But for me that is not the only connection nor is it the main source of my thoughts on Remembrance Day. I was a soldier with the Princess Patricia’s Canadian Light Infantry for four years in the 1980s and to this day it remains the fondest, most adventurous four-year stretch of my life.

The military gave me numerous life experiences in a short period of time that I would not have achieved otherwise. Basic training showed me that your body can be pushed farther than your brain thinks it can. It also showed me that greater success can be achieved through teamwork rather than individual effort.

I gained a true sense of camaraderie, a feeling of belonging that I had never known before or since. Stationed in Germany for two years, it allowed me to experience numerous different countries and cultures. That included my parents’ homeland, for not only did I get a chance to meet aunts, uncles and cousins but I also participated in the International Four Days Marches Nijmegen (marching 160 km in four days while wearing standard combat clothing and carrying a military backpack weighing at least 10 kg).

Canadian troops participating in the marches are treated like celebrities. We marched to the applause of bystanders and children asking for souvenirs and autographs. The appreciation the Dutch have for the Canadian troops who liberated them has been passed down through the generations to this day and it truly was an amazing experience that brought me full circle to my ancestry.

I’ve been to Belgium and walked through preserved World War I trenches with a knowledge of how miserable, wet, cold, depressing and dangerous the conditions were for the men there. I’ve been to some of the beautifully kept military cemeteries in Europe and have read and touched the Gravestones of the Canadian soldiers who paid the ultimate price for freedom and I feel a kinship to them, a true sense of pride.

My military career ended in Germany because of a spinal cord injury which rendered me a quadriplegic. Had the military not been my career I would not enjoy the quality of life, nor the level of independence, I do today.

Veterans Affairs provides far more for me with respect to income, medical coverage and equipment coverage than I ever would have achieved otherwise.

When Remembrance Day comes around – and many times throughout the year – my thoughts go back to those times and experiences.
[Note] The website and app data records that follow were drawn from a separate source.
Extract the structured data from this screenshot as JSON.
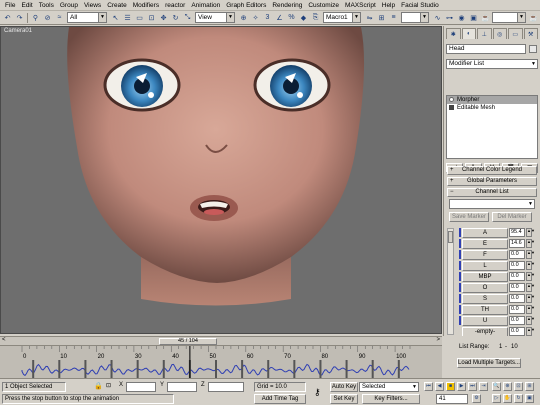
{
  "menu": [
    "File",
    "Edit",
    "Tools",
    "Group",
    "Views",
    "Create",
    "Modifiers",
    "reactor",
    "Animation",
    "Graph Editors",
    "Rendering",
    "Customize",
    "MAXScript",
    "Help",
    "Facial Studio"
  ],
  "toolbar": {
    "selection_filter": "All",
    "reference_coord": "View",
    "named_selection": "Macro1"
  },
  "viewport": {
    "label": "Camera01"
  },
  "command_panel": {
    "tabs": [
      "create",
      "modify",
      "hierarchy",
      "motion",
      "display",
      "utilities"
    ],
    "object_name": "Head",
    "modifier_list": "Modifier List",
    "stack": [
      "Morpher",
      "Editable Mesh"
    ],
    "rollouts": {
      "color_legend": "Channel Color Legend",
      "global_params": "Global Parameters",
      "channel_list": "Channel List"
    },
    "save_marker": "Save Marker",
    "del_marker": "Del Marker",
    "channels": [
      {
        "label": "A",
        "value": "95.4"
      },
      {
        "label": "E",
        "value": "14.6"
      },
      {
        "label": "F",
        "value": "0.0"
      },
      {
        "label": "L",
        "value": "0.0"
      },
      {
        "label": "MBP",
        "value": "0.0"
      },
      {
        "label": "O",
        "value": "0.0"
      },
      {
        "label": "S",
        "value": "0.0"
      },
      {
        "label": "TH",
        "value": "0.0"
      },
      {
        "label": "U",
        "value": "0.0"
      },
      {
        "label": "-empty-",
        "value": "0.0"
      }
    ],
    "list_range": "List Range:",
    "list_range_from": "1",
    "list_range_to": "10",
    "load_multiple": "Load Multiple Targets..."
  },
  "timeline": {
    "slider_text": "45 / 104",
    "current_frame": 45,
    "total_frames": 104,
    "ticks": [
      "0",
      "10",
      "20",
      "30",
      "40",
      "50",
      "60",
      "70",
      "80",
      "90",
      "100"
    ]
  },
  "status": {
    "selection": "1 Object Selected",
    "prompt": "Press the stop button to stop the animation",
    "grid": "Grid = 10.0",
    "add_time_tag": "Add Time Tag",
    "auto_key": "Auto Key",
    "set_key": "Set Key",
    "key_mode": "Selected",
    "key_filters": "Key Filters...",
    "frame": "41"
  },
  "colors": {
    "accent": "#2f3fb3",
    "ui_gray": "#d4d0c8",
    "viewport": "#6e6e6e",
    "active_play": "#f0c000"
  }
}
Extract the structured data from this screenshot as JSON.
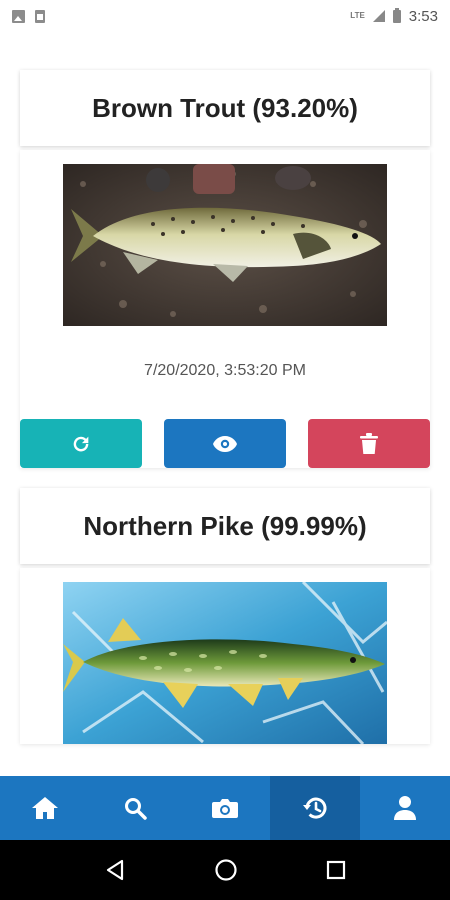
{
  "status_bar": {
    "network": "LTE",
    "time": "3:53",
    "left_icons": [
      "image-icon",
      "sim-icon"
    ]
  },
  "cards": [
    {
      "title": "Brown Trout (93.20%)",
      "timestamp": "7/20/2020, 3:53:20 PM",
      "image": "brown-trout-photo"
    },
    {
      "title": "Northern Pike (99.99%)",
      "image": "northern-pike-photo"
    }
  ],
  "card_actions": [
    "refresh-icon",
    "eye-icon",
    "trash-icon"
  ],
  "colors": {
    "primary": "#1c76c0",
    "primary_active": "#155f9f",
    "teal": "#17b3b6",
    "danger": "#d4455c"
  },
  "bottom_nav": {
    "items": [
      "home-icon",
      "search-icon",
      "camera-icon",
      "history-icon",
      "user-icon"
    ],
    "active": "history-icon"
  },
  "android_nav": [
    "back-icon",
    "home-circle-icon",
    "recents-icon"
  ]
}
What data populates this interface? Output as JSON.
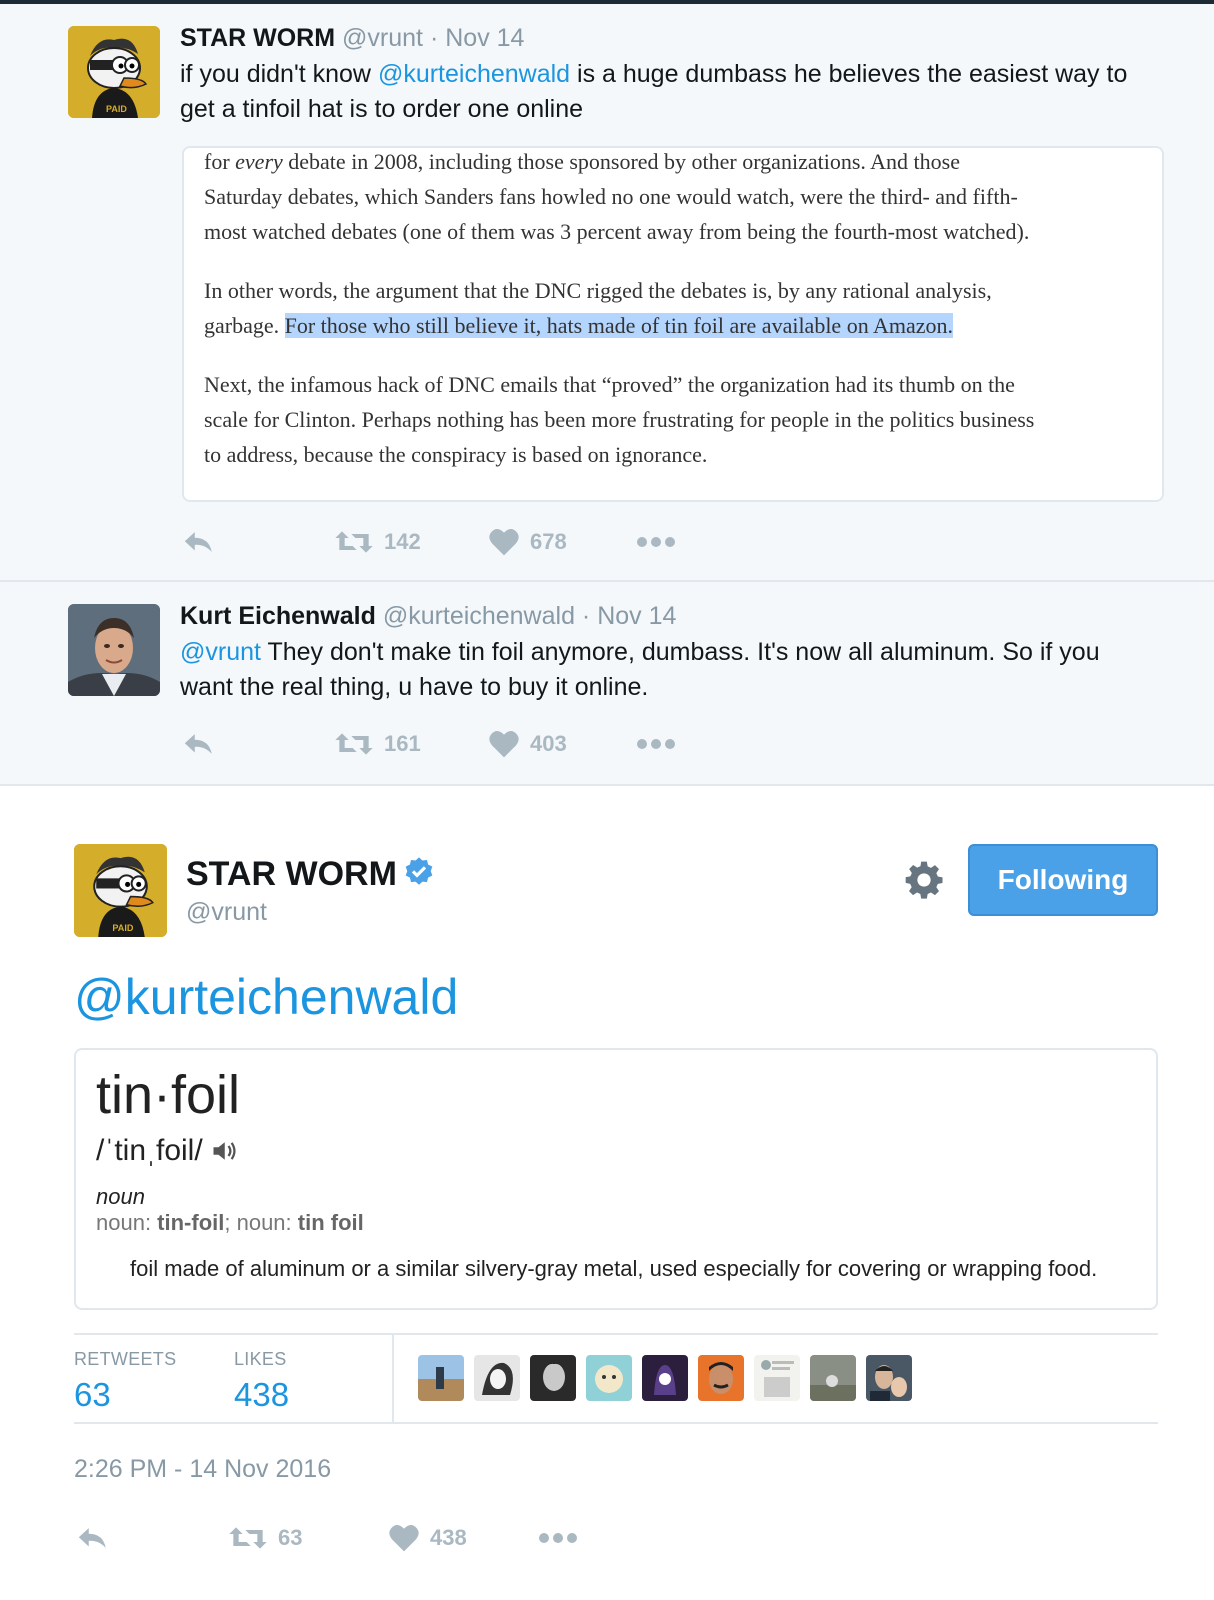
{
  "thread": [
    {
      "name": "STAR WORM",
      "handle": "@vrunt",
      "time": "Nov 14",
      "text_before": "if you didn't know ",
      "mention": "@kurteichenwald",
      "text_after": " is a huge dumbass he believes the easiest way to get a tinfoil hat is to order one online",
      "quote": {
        "p1_a": "for ",
        "p1_em": "every",
        "p1_b": " debate in 2008, including those sponsored by other organizations. And those",
        "p1_l2": "Saturday debates, which Sanders fans howled no one would watch, were the third- and fifth-",
        "p1_l3": "most watched debates (one of them was 3 percent away from being the fourth-most watched).",
        "p2_l1": "In other words, the argument that the DNC rigged the debates is, by any rational analysis,",
        "p2_l2a": "garbage. ",
        "p2_highlight": "For those who still believe it, hats made of tin foil are available on Amazon.",
        "p3_l1": "Next, the infamous hack of DNC emails that “proved” the organization had its thumb on the",
        "p3_l2": "scale for Clinton. Perhaps nothing has been more frustrating for people in the politics business",
        "p3_l3": "to address, because the conspiracy is based on ignorance."
      },
      "retweets": "142",
      "likes": "678"
    },
    {
      "name": "Kurt Eichenwald",
      "handle": "@kurteichenwald",
      "time": "Nov 14",
      "mention": "@vrunt",
      "text_after": " They don't make tin foil anymore, dumbass. It's now all aluminum. So if you want the real thing, u have to buy it online.",
      "retweets": "161",
      "likes": "403"
    }
  ],
  "main": {
    "name": "STAR WORM",
    "handle": "@vrunt",
    "follow_label": "Following",
    "mention": "@kurteichenwald",
    "dictionary": {
      "word": "tin·foil",
      "pronunciation": "/ˈtinˌfoil/",
      "part_of_speech": "noun",
      "forms_prefix": "noun: ",
      "form1": "tin-foil",
      "forms_mid": "; noun: ",
      "form2": "tin foil",
      "definition": "foil made of aluminum or a similar silvery-gray metal, used especially for covering or wrapping food."
    },
    "retweets_label": "RETWEETS",
    "retweets_count": "63",
    "likes_label": "LIKES",
    "likes_count": "438",
    "timestamp": "2:26 PM - 14 Nov 2016",
    "action_retweets": "63",
    "action_likes": "438"
  },
  "colors": {
    "link": "#1b95e0",
    "follow_button": "#4aa1e8",
    "verified": "#4aa1e8",
    "muted": "#8899a6",
    "thread_bg": "#f5f8fa",
    "highlight": "#b4d5fe"
  },
  "icons": [
    "reply-icon",
    "retweet-icon",
    "heart-icon",
    "more-icon",
    "gear-icon",
    "verified-icon",
    "speaker-icon"
  ]
}
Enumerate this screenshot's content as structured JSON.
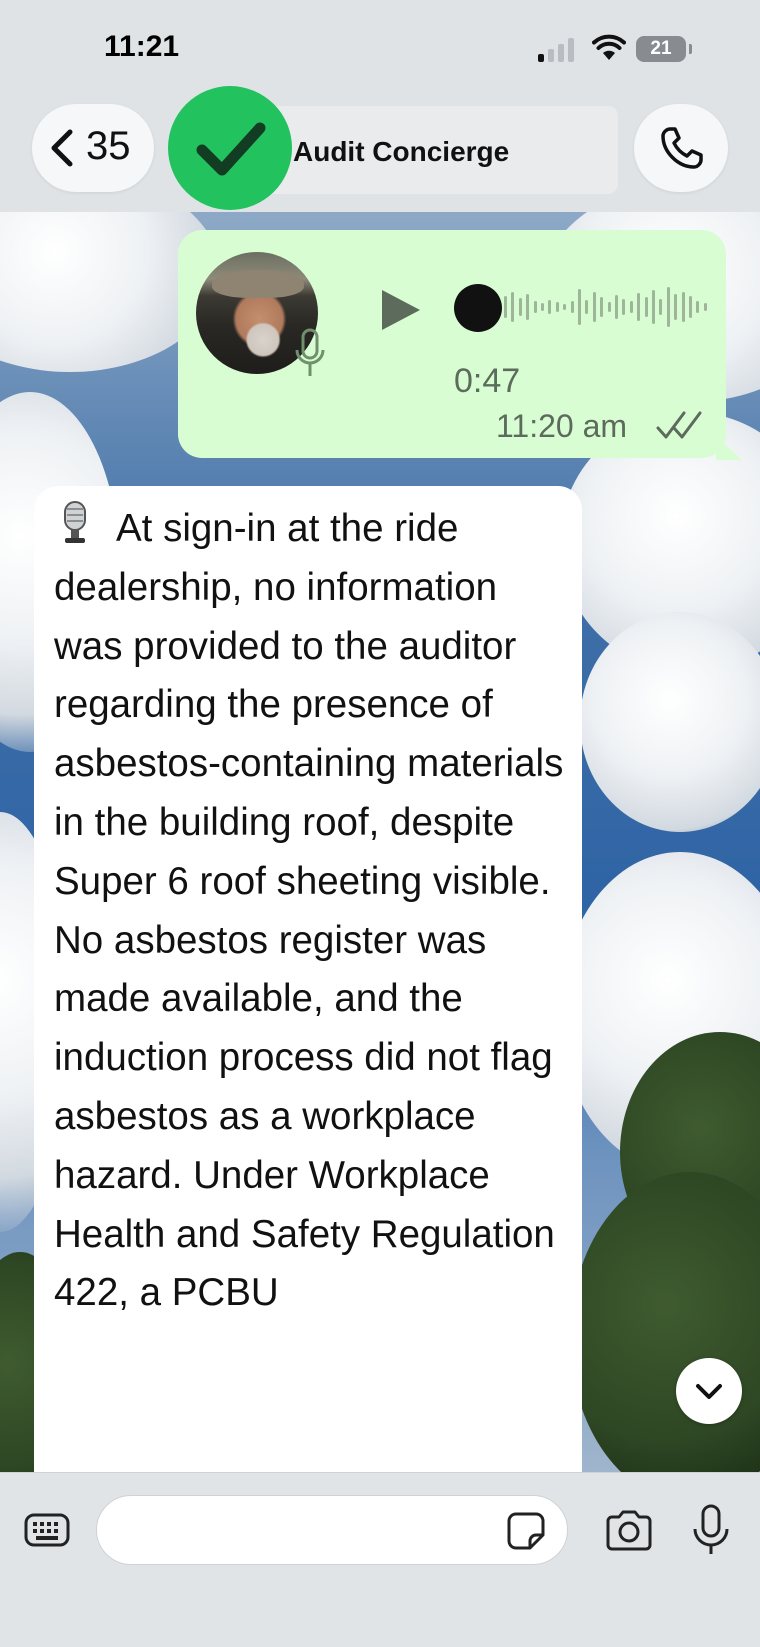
{
  "status_bar": {
    "time": "11:21",
    "battery_level": "21"
  },
  "header": {
    "back_count": "35",
    "chat_title": "Audit Concierge",
    "avatar_color": "#22c25f"
  },
  "voice_message": {
    "duration": "0:47",
    "sent_time": "11:20 am",
    "bubble_color": "#d9fdd3",
    "status": "read"
  },
  "transcription": {
    "icon": "studio-microphone-icon",
    "text": "At sign-in at the ride dealership, no information was provided to the auditor regarding the presence of asbestos-containing materials in the building roof, despite Super 6 roof sheeting visible. No asbestos register was made available, and the induction process did not flag asbestos as a workplace hazard. Under Workplace Health and Safety Regulation 422, a PCBU"
  },
  "composer": {
    "input_value": "",
    "input_placeholder": ""
  }
}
I also think of current events and the soldiers participating in them today (some of whom I’ve known and soldiered with 20 odd years ago).

I feel their hardship, their time away from their friends and families, the horrors of war that they might be subjected to and I mourn their losses.

But I also feel a bit envious of their positive experiences, their adrenaline-rushing experiences, their scared-to-death experiences and their experience of being with a tight-knit, well-trained group of people who have each other’s back.

By Mike Wind

Special to the Mirror

 

Just Posted

Man suffering heart attack not allowed to board Quadra Island ferry

Quadra Island man recovering after being airlifted to hospital in Victoria

Oyster River salmon numbers bouyant, Quinsam/Campbell data not so

By Neil Cameron Special to the Mirror In a tale of two… Continue reading

Boy with terminal disease gets his wish – a trip to Disneyland – but family still looking for support

Kaleb Francis, 4, was diagnosed last month with X-linked myotubular myopathy

Local artisan calls new Marine Harvest brand ‘inappropriate,’ too close to his Indigenous name

Salmon farming company prepares for name change amid objections from Mowisaht Designs

The Nutcracker comes alive in two Campbell River performances

River-Port Danceworks show featured professional dancers Danielle Gould and Giovanni Giordano

Retired B.C. teacher a YouTube Sudoku sensation

A retired Kelowna teacher has amassed quite the following online by teaching the art of solving a Sudoku puzzle.

Girl, 6, lured from elementary school, sexually assaulted: Vancouver police

Police are seeking dashcam footage from nearby Sexsmith Elementary School in South Vancouver

B.C. Liberals call for outside audit of Speaker’s office, NDP refuses

Auditor General implicated in Darryl Plecas accusations of impropriety

Three victims of ex-ski coach Bertrand Charest suing Alpine Canada

The victims are also seeking $150,000 each in punitive damages

Trudeau names four new senators, filling every seat in the Senate

Trudeau has appointed 49 senators since becoming prime minister and will have the chance to appoint more in 2019

B.C. member of parliament takes feds to task on opioid crisis

‘Too many families are tragically losing parents, siblings and children to the opioid crisis.’

Judge gives Michael Cohen 3 years in prison

Judge William H. Pauley III said Cohen deserved a harsh punishment for crimes including tax evasion

Humboldt Broncos, cannabis, Fortnite: Here are Canadians’ top Google searches for 2018

When celebrities died or Canada Post went on strike, Canada turned to Google

Most Read